Synaptica’s Dave Clarke looks at ontologies for enterprise auto categorization at KMWorld Connect 2021
At KMWorld Connect 2021, Dave Clarke, CEO and co-founder, Synaptica, presented a keynote titled, “Ontologies for Enterprise Auto Categorization.” Clarke considered how taxonomies are evolving into more complex ontologies the impact on enterprise auto categorization. In addition, he explored alternative methodologies and tools for categorizing content against very large-scale ontologies as well as smaller enterprise taxonomies.
KMWorld Connect 2021 is going on this week, November 15 -18, with workshops on Friday, November 19. On-demand replays of sessions will be available for a limited time to registered attendees and many presenters are also making their slide decks available through the conference portal. For more information, go to www.kmworld.com/conference/2021. Access to session archives will be available on or about November 29, 2021, so be sure to check back for on-demand replays.
Synaptica is company that helps people to organize, categorize, and discover enterprise knowledge and does so with knowledge graphs. Clarke compared and contrasted small enterprise-specific taxonomies with big knowledge graphs and ontologies, compared and contrasted explicit rules with machine learning auto-categorization methodologies, and reviewed pros and cons and what to use when.
The end game of auto-categorization is to help people find the need in a haystack, explained Clarke. It improves both recall and precision by harmonizing the semantics of search and content terminology, helps to identify what is most relevant or salient, and provides content recommendations.
Tagging is distinct from categorization, said Clarke. “Semantic tagging” identifies the many individual concepts and named entities that are mentioned with the full text of a document and uses concept labels, disambiguators, and contextual rules. “Categorization” identifies the few concepts and named entities that best describe the whole document and uses term frequency, document zone relevancy, semantic proximity, semantic similarity, inferencing, and TF-IDF.
Clarke also summarized the pros and cons of rule-based versus machine learning approaches, what the approaches are best suited for, and noted that hybrid approaches are also possible.
The pros of a rules-based approach include rapid development of rules, transparent fules yield explainable results, and the ability to rapidly adapt to changing taxonomy topics. However, the cons include manual development of rules per concept and less sophisticated tagging and categorization.

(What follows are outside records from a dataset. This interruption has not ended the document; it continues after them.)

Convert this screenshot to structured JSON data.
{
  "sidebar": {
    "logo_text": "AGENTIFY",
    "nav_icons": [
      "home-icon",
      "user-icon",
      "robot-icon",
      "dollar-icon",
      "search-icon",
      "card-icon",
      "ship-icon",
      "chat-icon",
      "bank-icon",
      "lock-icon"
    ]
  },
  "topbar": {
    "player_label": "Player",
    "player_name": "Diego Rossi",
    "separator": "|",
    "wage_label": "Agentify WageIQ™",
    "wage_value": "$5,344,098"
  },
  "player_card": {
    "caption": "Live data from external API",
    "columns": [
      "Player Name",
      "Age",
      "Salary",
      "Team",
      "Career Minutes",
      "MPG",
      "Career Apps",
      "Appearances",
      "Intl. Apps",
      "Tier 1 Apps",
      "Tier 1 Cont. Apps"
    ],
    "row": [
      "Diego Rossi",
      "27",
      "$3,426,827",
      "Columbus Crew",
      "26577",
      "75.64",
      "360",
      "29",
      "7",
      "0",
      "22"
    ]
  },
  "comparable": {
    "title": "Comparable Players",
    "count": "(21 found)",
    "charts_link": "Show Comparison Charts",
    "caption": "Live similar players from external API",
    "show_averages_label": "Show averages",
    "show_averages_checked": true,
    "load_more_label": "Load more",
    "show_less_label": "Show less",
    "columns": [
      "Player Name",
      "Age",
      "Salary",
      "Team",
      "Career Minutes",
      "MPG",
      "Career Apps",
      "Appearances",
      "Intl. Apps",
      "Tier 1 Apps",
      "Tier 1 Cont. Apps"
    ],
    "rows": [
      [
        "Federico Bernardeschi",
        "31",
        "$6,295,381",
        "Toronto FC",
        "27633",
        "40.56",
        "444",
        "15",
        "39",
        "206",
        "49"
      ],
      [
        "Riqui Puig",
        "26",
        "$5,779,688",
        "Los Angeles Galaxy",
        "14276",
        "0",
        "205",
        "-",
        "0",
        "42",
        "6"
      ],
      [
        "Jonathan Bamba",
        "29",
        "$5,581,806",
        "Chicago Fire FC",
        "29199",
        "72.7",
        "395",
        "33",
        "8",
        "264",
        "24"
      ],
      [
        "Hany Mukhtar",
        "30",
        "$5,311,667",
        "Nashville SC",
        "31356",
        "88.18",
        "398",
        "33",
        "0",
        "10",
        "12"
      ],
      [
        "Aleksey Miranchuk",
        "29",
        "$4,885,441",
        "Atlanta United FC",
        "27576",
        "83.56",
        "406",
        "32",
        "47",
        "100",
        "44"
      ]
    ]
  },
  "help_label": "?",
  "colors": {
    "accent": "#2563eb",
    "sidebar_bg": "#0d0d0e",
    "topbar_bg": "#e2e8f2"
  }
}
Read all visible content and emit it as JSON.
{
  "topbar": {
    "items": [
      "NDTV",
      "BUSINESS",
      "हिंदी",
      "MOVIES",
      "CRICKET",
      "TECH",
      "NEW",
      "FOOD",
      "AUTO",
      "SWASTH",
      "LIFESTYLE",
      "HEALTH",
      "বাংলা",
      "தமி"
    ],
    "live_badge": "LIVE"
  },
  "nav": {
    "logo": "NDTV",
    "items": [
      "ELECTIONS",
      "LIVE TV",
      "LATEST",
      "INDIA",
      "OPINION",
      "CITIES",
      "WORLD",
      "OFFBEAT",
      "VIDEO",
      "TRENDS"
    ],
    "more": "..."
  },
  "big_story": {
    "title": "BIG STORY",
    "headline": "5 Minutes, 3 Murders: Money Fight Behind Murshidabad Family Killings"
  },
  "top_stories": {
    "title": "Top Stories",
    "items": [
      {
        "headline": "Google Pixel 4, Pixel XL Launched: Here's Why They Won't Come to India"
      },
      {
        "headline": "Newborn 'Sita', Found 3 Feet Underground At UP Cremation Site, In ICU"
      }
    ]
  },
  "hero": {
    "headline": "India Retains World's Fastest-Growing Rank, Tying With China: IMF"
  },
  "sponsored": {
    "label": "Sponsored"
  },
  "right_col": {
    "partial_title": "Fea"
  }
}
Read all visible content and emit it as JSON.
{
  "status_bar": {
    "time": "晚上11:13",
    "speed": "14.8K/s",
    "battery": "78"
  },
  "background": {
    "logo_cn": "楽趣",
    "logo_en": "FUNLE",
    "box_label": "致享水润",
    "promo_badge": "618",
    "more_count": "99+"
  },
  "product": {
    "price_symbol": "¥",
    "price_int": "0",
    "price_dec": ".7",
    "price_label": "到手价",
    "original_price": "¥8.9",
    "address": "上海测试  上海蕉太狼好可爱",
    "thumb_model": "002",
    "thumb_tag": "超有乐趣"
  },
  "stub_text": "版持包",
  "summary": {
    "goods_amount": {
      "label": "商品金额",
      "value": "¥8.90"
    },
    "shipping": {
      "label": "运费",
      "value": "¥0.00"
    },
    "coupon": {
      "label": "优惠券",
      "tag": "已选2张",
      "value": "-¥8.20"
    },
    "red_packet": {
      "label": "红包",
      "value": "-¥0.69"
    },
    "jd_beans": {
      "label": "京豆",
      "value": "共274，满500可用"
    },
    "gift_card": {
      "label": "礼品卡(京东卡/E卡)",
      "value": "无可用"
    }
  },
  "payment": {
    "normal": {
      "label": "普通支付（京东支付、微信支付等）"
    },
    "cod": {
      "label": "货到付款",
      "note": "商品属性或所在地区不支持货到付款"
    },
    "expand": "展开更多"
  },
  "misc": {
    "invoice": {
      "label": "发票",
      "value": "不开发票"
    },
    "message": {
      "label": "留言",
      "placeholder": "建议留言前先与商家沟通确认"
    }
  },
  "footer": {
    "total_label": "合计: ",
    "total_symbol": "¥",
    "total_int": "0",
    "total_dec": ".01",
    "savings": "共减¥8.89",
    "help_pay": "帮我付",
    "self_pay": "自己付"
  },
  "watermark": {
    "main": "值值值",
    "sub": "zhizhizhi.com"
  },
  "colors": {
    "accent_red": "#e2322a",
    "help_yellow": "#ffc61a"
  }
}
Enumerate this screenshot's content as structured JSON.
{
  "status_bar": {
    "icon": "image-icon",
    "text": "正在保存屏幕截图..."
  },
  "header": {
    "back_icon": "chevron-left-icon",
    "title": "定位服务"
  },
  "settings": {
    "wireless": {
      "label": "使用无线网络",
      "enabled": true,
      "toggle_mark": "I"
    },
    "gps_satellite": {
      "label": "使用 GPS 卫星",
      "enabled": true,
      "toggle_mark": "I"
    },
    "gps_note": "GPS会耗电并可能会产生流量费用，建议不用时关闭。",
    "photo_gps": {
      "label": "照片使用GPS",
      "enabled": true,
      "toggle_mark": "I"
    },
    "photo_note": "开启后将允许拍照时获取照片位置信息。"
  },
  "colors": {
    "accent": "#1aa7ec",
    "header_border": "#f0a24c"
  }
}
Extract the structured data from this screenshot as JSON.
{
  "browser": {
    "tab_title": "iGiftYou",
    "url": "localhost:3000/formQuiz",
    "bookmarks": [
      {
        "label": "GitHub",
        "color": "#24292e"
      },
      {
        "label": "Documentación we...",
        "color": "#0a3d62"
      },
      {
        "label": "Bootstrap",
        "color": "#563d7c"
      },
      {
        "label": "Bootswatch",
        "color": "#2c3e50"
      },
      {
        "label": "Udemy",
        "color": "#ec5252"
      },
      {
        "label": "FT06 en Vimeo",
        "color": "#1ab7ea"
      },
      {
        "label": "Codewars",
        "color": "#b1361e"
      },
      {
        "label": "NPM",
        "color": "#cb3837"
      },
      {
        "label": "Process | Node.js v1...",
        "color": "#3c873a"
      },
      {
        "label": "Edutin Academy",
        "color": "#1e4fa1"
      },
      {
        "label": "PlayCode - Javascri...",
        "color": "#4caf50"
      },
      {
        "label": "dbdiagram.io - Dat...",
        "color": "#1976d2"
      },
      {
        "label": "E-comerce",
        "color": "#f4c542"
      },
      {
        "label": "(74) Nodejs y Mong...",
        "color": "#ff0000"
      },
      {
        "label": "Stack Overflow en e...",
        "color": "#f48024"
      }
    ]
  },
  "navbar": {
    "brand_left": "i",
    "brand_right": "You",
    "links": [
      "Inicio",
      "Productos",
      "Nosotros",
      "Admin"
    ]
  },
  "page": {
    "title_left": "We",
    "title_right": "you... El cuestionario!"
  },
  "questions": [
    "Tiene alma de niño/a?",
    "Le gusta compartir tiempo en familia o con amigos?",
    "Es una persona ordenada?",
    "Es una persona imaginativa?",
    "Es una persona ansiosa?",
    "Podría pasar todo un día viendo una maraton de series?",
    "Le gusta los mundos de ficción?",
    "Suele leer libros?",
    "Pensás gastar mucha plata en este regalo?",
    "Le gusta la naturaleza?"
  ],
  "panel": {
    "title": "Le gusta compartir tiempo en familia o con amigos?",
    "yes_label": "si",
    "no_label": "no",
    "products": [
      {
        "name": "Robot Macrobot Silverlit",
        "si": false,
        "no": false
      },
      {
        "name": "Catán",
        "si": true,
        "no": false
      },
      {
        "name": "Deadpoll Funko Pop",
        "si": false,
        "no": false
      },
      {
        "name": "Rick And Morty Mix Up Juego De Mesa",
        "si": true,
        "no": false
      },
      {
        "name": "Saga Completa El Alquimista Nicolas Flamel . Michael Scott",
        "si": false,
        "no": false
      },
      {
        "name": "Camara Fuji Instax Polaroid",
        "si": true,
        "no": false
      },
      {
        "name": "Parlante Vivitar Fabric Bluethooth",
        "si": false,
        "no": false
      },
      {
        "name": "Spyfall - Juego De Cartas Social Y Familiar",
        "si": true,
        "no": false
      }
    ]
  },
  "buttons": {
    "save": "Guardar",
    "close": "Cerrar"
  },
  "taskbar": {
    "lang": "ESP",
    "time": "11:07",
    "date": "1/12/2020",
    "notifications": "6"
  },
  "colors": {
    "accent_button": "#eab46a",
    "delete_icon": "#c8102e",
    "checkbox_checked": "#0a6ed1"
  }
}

The pros of machine learning approaches include statistical linguistic analytiss that learns by example, no need to manually develop explicit rules, and more sophisticated tagging and categorization. Cons are that it is costly to train gold standards, “explainability” is only possible for simple models, there is indirect control over the results, and changing taxonomy topics require retraining of the ML.
While rules-based approaches are most suited to smaller taxonomies, business-specific knowledge domains, and rapidly changing taxonomy topics, machine learning approaches are best for large graph datasets, knowledge domains with open data resources, and relatively static taxonomy topics, said Clarke.